The delays have left dozens of staff – nicknamed “holdies” because they are on standby for a training course – scattered around RAF bases, other military headquarters and even the main ministry building of Defense in London.
The RAF source said a lot of effort is being made to ensure those waiting are not wasting their time working at a photocopier.
The problems ‘dated back to the end of the Cold War’
The source gave examples of some officers being sent to take Russian or Arabic lessons and others learning to become an air traffic controller. This “gives everyone broader professional qualifications than they expected”.
But the delays also mean the average age of a newly qualified pilot in the RAF has risen to 29, from early to mid-twenties, changing the demographics of the service.

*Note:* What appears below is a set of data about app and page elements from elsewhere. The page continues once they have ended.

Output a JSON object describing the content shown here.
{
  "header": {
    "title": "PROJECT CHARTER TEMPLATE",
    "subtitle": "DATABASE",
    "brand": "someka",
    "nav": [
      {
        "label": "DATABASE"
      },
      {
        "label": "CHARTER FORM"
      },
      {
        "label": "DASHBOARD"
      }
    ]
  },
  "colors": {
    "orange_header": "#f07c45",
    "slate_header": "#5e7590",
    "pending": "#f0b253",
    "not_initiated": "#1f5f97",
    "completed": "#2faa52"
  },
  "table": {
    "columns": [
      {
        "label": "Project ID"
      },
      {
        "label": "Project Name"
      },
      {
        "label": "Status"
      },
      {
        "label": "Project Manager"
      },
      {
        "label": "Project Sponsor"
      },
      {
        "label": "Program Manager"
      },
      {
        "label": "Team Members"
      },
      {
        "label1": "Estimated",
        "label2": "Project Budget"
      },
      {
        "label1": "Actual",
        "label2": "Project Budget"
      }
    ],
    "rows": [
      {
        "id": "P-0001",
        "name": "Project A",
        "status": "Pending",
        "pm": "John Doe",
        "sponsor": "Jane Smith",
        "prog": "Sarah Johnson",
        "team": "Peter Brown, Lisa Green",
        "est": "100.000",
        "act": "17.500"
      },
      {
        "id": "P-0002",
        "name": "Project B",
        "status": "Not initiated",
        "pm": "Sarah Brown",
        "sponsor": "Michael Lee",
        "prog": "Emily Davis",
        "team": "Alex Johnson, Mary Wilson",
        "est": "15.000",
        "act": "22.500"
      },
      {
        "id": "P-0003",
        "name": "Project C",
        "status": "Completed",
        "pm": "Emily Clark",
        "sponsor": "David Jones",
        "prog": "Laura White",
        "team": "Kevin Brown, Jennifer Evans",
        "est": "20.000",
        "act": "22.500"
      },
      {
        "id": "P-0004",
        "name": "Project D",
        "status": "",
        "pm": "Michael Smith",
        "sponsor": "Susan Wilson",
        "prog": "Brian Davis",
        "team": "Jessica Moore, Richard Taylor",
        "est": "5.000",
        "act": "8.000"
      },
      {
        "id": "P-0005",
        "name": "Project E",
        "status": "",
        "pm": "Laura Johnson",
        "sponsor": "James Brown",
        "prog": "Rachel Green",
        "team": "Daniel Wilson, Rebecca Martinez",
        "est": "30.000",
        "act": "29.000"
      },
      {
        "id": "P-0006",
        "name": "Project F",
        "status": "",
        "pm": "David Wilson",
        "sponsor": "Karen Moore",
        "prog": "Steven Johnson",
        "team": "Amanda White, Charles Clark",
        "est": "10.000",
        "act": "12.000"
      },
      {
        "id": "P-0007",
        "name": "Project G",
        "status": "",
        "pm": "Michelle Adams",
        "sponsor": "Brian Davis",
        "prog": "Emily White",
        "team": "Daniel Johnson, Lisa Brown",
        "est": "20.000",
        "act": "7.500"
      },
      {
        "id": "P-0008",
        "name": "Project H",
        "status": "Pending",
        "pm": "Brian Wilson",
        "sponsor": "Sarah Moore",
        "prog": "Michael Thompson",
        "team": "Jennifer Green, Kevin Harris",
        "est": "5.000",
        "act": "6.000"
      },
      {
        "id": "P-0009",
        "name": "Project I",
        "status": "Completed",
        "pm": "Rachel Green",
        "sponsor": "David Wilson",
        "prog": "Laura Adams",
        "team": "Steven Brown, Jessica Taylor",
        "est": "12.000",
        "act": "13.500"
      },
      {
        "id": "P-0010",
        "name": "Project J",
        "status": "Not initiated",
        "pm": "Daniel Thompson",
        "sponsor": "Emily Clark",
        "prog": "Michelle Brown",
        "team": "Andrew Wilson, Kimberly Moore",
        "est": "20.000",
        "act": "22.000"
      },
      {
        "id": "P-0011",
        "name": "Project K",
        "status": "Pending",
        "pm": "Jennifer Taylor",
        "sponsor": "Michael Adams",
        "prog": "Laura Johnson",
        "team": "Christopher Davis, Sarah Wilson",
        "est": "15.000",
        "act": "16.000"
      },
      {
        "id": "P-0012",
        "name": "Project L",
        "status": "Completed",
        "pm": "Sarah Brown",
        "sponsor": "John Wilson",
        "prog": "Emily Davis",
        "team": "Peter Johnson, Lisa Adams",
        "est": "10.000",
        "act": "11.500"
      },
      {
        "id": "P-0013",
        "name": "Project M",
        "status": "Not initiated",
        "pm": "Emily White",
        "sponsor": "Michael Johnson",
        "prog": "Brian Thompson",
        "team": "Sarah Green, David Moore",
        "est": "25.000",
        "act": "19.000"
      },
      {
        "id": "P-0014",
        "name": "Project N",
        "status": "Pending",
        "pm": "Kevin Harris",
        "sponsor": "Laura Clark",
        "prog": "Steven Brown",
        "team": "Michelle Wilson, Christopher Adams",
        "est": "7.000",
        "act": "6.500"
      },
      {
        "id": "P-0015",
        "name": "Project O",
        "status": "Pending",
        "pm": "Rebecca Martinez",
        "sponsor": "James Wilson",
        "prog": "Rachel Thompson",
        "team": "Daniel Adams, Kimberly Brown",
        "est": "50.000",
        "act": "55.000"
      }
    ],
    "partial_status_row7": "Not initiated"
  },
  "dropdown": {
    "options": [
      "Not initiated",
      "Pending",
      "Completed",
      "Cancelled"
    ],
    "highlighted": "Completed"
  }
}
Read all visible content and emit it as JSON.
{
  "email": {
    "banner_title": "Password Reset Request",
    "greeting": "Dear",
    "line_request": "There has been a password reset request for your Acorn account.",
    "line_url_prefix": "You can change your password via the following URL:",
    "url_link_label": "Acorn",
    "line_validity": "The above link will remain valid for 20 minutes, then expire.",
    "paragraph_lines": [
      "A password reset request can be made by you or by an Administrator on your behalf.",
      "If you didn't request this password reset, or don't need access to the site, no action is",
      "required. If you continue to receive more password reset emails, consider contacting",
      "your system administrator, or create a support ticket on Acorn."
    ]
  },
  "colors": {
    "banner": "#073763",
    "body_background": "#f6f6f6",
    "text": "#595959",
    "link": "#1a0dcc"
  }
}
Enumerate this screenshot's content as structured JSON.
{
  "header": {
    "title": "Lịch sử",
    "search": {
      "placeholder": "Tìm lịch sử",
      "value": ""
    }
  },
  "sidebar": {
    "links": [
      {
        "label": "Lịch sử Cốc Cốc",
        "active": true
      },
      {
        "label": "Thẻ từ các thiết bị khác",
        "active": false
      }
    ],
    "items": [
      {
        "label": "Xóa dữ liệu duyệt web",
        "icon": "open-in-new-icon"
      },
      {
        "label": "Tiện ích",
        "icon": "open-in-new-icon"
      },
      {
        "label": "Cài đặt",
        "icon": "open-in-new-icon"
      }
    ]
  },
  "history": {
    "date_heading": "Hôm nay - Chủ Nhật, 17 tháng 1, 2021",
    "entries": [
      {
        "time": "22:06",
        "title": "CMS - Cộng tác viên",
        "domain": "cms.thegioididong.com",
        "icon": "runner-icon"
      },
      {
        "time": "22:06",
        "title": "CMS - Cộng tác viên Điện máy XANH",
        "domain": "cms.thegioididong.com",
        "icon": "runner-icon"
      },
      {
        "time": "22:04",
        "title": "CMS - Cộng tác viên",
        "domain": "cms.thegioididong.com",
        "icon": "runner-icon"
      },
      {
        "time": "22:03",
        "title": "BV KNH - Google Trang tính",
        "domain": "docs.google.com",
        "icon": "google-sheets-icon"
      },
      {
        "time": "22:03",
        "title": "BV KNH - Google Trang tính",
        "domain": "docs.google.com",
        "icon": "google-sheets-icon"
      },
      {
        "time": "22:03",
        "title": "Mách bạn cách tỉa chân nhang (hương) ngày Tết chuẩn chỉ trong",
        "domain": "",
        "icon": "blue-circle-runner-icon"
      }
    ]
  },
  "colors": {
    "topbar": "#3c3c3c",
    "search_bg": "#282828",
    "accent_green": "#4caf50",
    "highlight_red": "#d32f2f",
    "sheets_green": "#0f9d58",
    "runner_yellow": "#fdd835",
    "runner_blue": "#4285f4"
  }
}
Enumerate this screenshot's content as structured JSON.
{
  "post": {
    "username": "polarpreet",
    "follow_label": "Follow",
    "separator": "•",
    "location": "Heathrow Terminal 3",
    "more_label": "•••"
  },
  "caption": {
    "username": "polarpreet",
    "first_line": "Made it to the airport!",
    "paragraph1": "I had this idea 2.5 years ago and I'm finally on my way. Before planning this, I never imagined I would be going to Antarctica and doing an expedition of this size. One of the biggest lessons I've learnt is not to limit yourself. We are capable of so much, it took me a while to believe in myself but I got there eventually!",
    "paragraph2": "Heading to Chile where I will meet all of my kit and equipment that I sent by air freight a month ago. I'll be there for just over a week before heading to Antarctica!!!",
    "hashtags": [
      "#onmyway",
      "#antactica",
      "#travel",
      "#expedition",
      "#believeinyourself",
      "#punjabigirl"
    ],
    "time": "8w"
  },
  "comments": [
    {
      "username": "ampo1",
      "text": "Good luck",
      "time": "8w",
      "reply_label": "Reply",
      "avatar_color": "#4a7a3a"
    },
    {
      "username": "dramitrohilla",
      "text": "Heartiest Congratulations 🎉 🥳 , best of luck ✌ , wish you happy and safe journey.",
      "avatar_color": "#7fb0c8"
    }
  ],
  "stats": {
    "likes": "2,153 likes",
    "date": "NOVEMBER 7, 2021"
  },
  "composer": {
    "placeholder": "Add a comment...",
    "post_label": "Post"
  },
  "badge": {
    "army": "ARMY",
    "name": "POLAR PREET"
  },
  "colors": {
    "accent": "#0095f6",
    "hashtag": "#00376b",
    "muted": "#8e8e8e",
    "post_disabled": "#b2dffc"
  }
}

This could have “significant implications for future professional development, reach and retention,” one of the documents warned.
Defense sources said today’s training problems date back to the end of the Cold War, when successive governments sought to cut defense spending, taking advantage of a so-called “dividend of peace” and the false hope that Russia would no longer be a problem. threatens.
The size of the RAF, Army and Royal Navy, was reduced several times, including the number of pilots and warplanes, with front line squadrons reduced from around 30 to seven.
At the same time, plans were made to privatize much of the Army’s flight training.
Around 2008, a joint venture called Ascent, made up of American defense giant Lockheed Martin and its British counterpart Babcock, was awarded an initial 25-year contract to deliver what is known as the Military Flying Training System (MFTS) .
It is necessary to train a set number of recruits in different specialties, including fast jets, multi-engines – such as spy planes and transport planes – and helicopters.
But defense sources said the RAF – under pressure from the Treasury – continued to change its mind about the size of the training pipeline following a 2010 defense review which imposed further painful cuts in the Armed Forces and a 2015 exam that slightly adjusted the levels.
Sky News understands that some officers at this time preferred to pay a bit more to retain a reserve training capability to give the RAF room to recruit new pilots if a future government thought the Air Force had been too deeply reduced.
It would also create resilience to absorb the impact of any glitches with the training courses.
When not needed, the extra training slots could be filled by overseas crews under multibillion-pound deals to sell British-made Typhoon jets to international partners – a win-win.
However, defense sources said others within the RAF disagreed, instead prioritizing the Treasury-led need to cut spending and opting for a contract to train the minimum number viable drivers.
They won the argument, but seem to have created a system that struggled to provide the pilots needed in times of peace, let alone the UK having to go to war again.
“The system has been reduced to only work if everything goes perfectly,” said the former senior RAF officer. “It’s a system that only works if you keep throwing sixes.”